The record discloses that plaintiff is a proper person to have the custody of the children. He has a well-furnished modern home with suitable assistance for caring for the children's well-being. Adequate school facilities are shown to be available. He has the financal means to care for them in a suitable manner. The trial court properly granted the custody of the children to the plaintiff.

The plaintiff has filed a cross-appeal. He complains therein that the trial court should have found the defendant guilty of adultery and taxed the costs to her. Defendant admitted living with Fanning as his wife after May 1, 1954. This undisputed evidence requires a finding that the charge of adultery was established. The decree is hereby amended to so find. It necessarily follows that the costs of the action should be taxed against the defendant. The decree is modified to so order. The costs in this court are likewise taxed to the defendant.

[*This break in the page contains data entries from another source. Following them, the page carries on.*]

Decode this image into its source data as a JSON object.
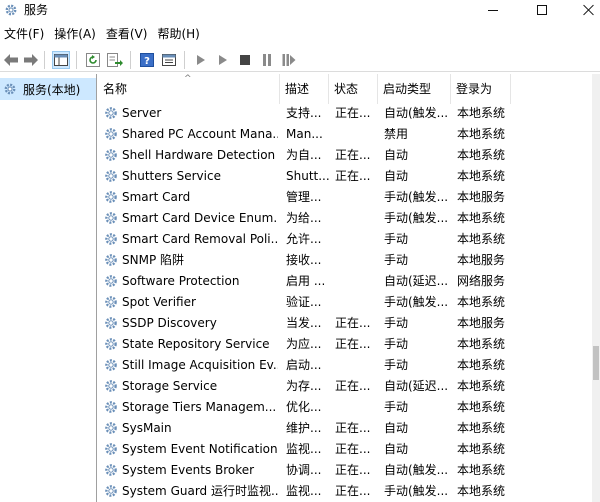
{
  "window": {
    "title": "服务"
  },
  "menu": [
    "文件(F)",
    "操作(A)",
    "查看(V)",
    "帮助(H)"
  ],
  "toolbar": {
    "icons": [
      "back-arrow-icon",
      "forward-arrow-icon",
      "console-tree-icon",
      "refresh-icon",
      "export-list-icon",
      "help-icon",
      "properties-pane-icon",
      "play-icon",
      "play-paused-icon",
      "stop-icon",
      "pause-icon",
      "restart-icon"
    ]
  },
  "tree": {
    "item_label": "服务(本地)"
  },
  "columns": [
    "名称",
    "描述",
    "状态",
    "启动类型",
    "登录为"
  ],
  "services": [
    {
      "name": "Server",
      "desc": "支持...",
      "status": "正在...",
      "startup": "自动(触发...",
      "logon": "本地系统"
    },
    {
      "name": "Shared PC Account Mana...",
      "desc": "Man...",
      "status": "",
      "startup": "禁用",
      "logon": "本地系统"
    },
    {
      "name": "Shell Hardware Detection",
      "desc": "为自...",
      "status": "正在...",
      "startup": "自动",
      "logon": "本地系统"
    },
    {
      "name": "Shutters Service",
      "desc": "Shutt...",
      "status": "正在...",
      "startup": "自动",
      "logon": "本地系统"
    },
    {
      "name": "Smart Card",
      "desc": "管理...",
      "status": "",
      "startup": "手动(触发...",
      "logon": "本地服务"
    },
    {
      "name": "Smart Card Device Enum...",
      "desc": "为给...",
      "status": "",
      "startup": "手动(触发...",
      "logon": "本地系统"
    },
    {
      "name": "Smart Card Removal Poli...",
      "desc": "允许...",
      "status": "",
      "startup": "手动",
      "logon": "本地系统"
    },
    {
      "name": "SNMP 陷阱",
      "desc": "接收...",
      "status": "",
      "startup": "手动",
      "logon": "本地服务"
    },
    {
      "name": "Software Protection",
      "desc": "启用 ...",
      "status": "",
      "startup": "自动(延迟...",
      "logon": "网络服务"
    },
    {
      "name": "Spot Verifier",
      "desc": "验证...",
      "status": "",
      "startup": "手动(触发...",
      "logon": "本地系统"
    },
    {
      "name": "SSDP Discovery",
      "desc": "当发...",
      "status": "正在...",
      "startup": "手动",
      "logon": "本地服务"
    },
    {
      "name": "State Repository Service",
      "desc": "为应...",
      "status": "正在...",
      "startup": "手动",
      "logon": "本地系统"
    },
    {
      "name": "Still Image Acquisition Ev...",
      "desc": "启动...",
      "status": "",
      "startup": "手动",
      "logon": "本地系统"
    },
    {
      "name": "Storage Service",
      "desc": "为存...",
      "status": "正在...",
      "startup": "自动(延迟...",
      "logon": "本地系统"
    },
    {
      "name": "Storage Tiers Managem...",
      "desc": "优化...",
      "status": "",
      "startup": "手动",
      "logon": "本地系统"
    },
    {
      "name": "SysMain",
      "desc": "维护...",
      "status": "正在...",
      "startup": "自动",
      "logon": "本地系统"
    },
    {
      "name": "System Event Notification...",
      "desc": "监视...",
      "status": "正在...",
      "startup": "自动",
      "logon": "本地系统"
    },
    {
      "name": "System Events Broker",
      "desc": "协调...",
      "status": "正在...",
      "startup": "自动(触发...",
      "logon": "本地系统"
    },
    {
      "name": "System Guard 运行时监视...",
      "desc": "监视...",
      "status": "正在...",
      "startup": "手动(触发...",
      "logon": "本地系统"
    }
  ],
  "colors": {
    "selection": "#cde8ff",
    "gear": "#5b7fa6"
  }
}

The decree in all other respects is correct. The decree as modified by this court is therefore affirmed.

Affirmed as modified.